Exercise brief:
Track down each line below containing the string "Monitoring" and copy it.

___

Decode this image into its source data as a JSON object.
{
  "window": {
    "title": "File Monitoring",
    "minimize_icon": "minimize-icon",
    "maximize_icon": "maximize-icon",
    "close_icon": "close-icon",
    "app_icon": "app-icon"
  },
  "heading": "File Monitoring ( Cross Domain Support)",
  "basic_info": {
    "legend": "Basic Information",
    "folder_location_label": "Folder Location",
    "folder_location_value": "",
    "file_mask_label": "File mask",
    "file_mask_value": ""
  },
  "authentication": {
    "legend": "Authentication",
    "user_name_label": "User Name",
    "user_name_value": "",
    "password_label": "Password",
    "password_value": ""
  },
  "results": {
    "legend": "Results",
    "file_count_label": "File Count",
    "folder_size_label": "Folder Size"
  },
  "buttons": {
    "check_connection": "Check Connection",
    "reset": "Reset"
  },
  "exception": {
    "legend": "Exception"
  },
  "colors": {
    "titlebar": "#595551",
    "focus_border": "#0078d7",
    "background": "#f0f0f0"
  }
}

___

Answer to this exercise:
    "title": "File Monitoring",
  "heading": "File Monitoring ( Cross Domain Support)",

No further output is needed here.